The only way the bomb could have ended up there was if a bomber carrying it was damaged, flew off course, and its crew as forced to ditch over the jungle, or it crashed while flying low and shed the bomb some distance from the crash site.
Regardless, in the world of the movie, the giant bomb is there. During their retreat later in the movie, Rambo leads his pursuers toward the bomb, which he then rigs up with an M18A1 Claymore mine he gets from School Boy earlier.
When the bad guys trip the mine, the explosion sets of the old bomb, creating a massive explosion.
MERCENARY TEAM’S GUNS
M4A1 with M203 Grenade Launcher
Reese (Jake La Botz) carries an M4A1 with M203 Grenade Launcher attached and a tan camo paint job. The carbine is topped with an ACOG sight mounted on the carry handle.
According to imfdb.org, this is the exact same gun originally built by Independent Studio Services for Tyrese Gibson to use in Transformers (although the camouflage paint job had worn off during shooting on the earlier film and had to be re-applied for Rambo).
Mossberg 590 Shotgun
Former SAS trooper Lewis (Graham McTavish) is the only member of the mercenary team to carry a shotgun. He totes a customized Mossberg 590 pump action shotgun with a rear stock attached to a Mesa Tactical m4 adapter block and a Mesa Tactical top receiver rail with an EOTech holographic sight mounted on top.
Lewis also carries spare 12 gauge shells in a large bandolier slung across his body.
Norinco Type 56
Later, during the final battle on the riverbank, Lewis picks up a discarded Norinco Type 56 and uses it to support the Karen rebels during their fight against the Burmese army.
Barrett M107CQ .50 BMG Sniper Rifle
School Boy (Matthew Marsden) carries an Barrett M107CQ as the group’s sniper, which is a Close Quarters Combat version of the M82A1M/M82A3.During the night raid during the rainstorm, the gun is equiped with an AN/PEQ-2A mounted on the scope and is seen firing fully suppressed—or, at least, suppressed far more than a supersonic .50 BMG round can be.
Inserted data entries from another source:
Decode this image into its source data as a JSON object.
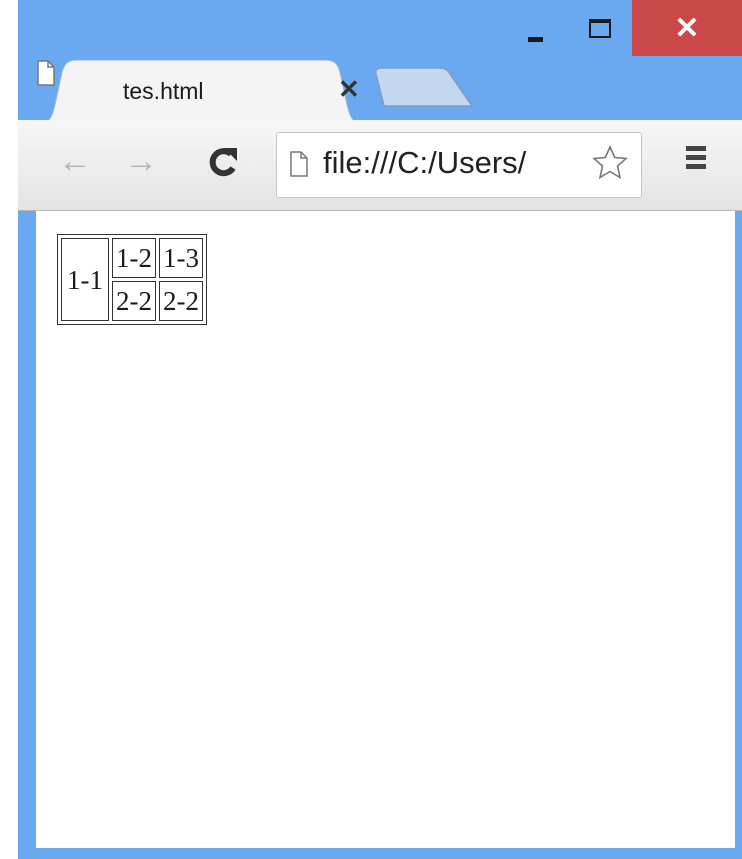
{
  "window": {
    "controls": {
      "close_glyph": "✕",
      "minimize_icon": "minimize-icon",
      "maximize_icon": "maximize-icon"
    }
  },
  "tabs": [
    {
      "title": "tes.html",
      "close_glyph": "✕",
      "icon": "file-icon"
    }
  ],
  "toolbar": {
    "back_glyph": "←",
    "forward_glyph": "→",
    "reload_icon": "reload-icon",
    "address": "file:///C:/Users/",
    "star_icon": "star-icon",
    "menu_icon": "menu-icon"
  },
  "table": {
    "cells": {
      "c11": "1-1",
      "c12": "1-2",
      "c13": "1-3",
      "c22a": "2-2",
      "c22b": "2-2"
    }
  }
}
The effects of the massive rounds are exaggerated a bit, shown to knock targets six feet backward and off their feet at range, but not very much, as a .50 BMG can do an awesome amount of damage.
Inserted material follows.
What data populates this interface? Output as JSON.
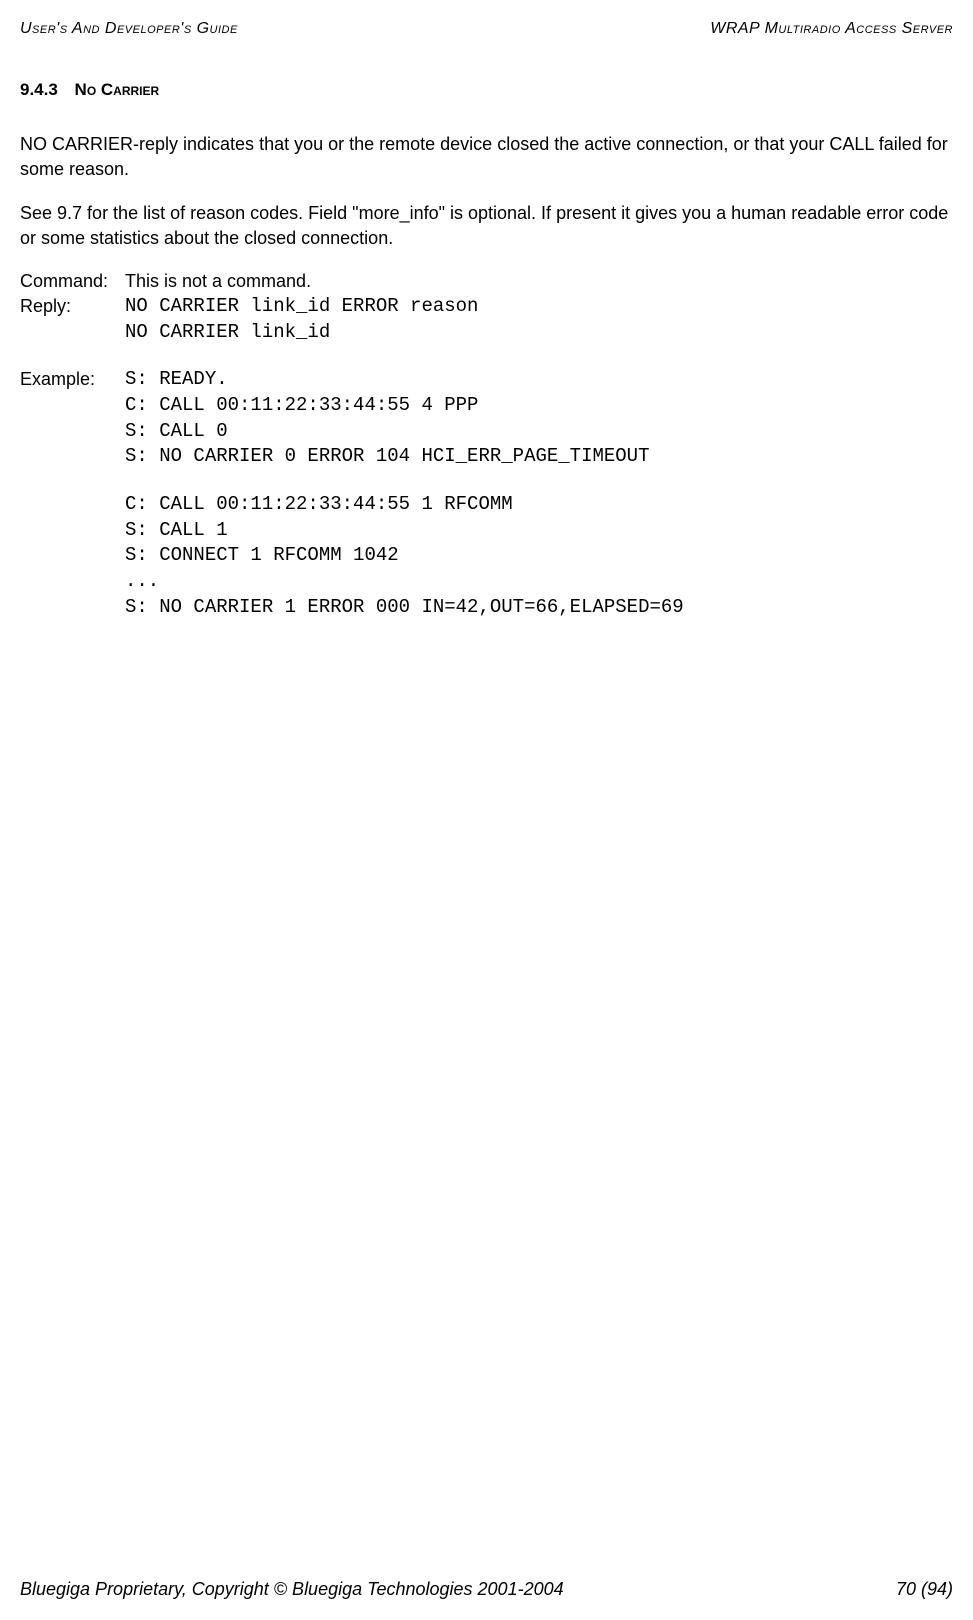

DSA SA-58 OSW
Diaz (Reynaldo A. Gallegos) carries a DSA SA-58 OSW, which is a shortened carbine version of the FAL, with a folding stock. The version in the movie has the Type III Metric receiver. Diaz’s gun is topped with an Aimpoint sight.
Jericho 941 RS Compact
Antagonist Maj. Pa Tee Tint (Maung Maung Khin), leader of the local battalion of the Burmese Army carries a Jericho 941 RS compact as his personal sidearm. We only see him use it during the final battle of the film.
The actor, Maung Maung Khin, was a real life Karen resistance fighter who escaped to Thailand, where the movie was filmed.
Myint (Supakorn Kitsuwon), the Karen rebel leader carries a cut down AKMS that we see him use during the final battle.
According to imfdb.org, the custom gun has parts from the Norinco Type 56 and the AKMS. These guns don’t have interchangeable parts, but the gun was massively customized and rebuilt almost from scratch. This is similar to the gun used by Claire Danes in Terminator 3: Rise of the Machines.
All in all, Rambo (2008) is a hell of an action movie that is extremely tight and well paced. You can check out the “Extended Cut” version, which adds a bit of footage and some alternate takes throughout. Though it does provide more information—more story—its not necessarily better.
It dispenses with some of the conventions of the past movies—there’s a rescue, but the fact that Rambo is working with a group of ex-soldiers, even if they do regard his as just the “Boatman,” makes the whole thing feel different.
There’s no stalking scene to speak of—there’s no time really, and Rambo keeps his shirt on the whole time, but the important stuff is there. And if this had been the last installment in the series, that would have suited most fans just fine. But apparently, there is at least one more Rambo tale to tell…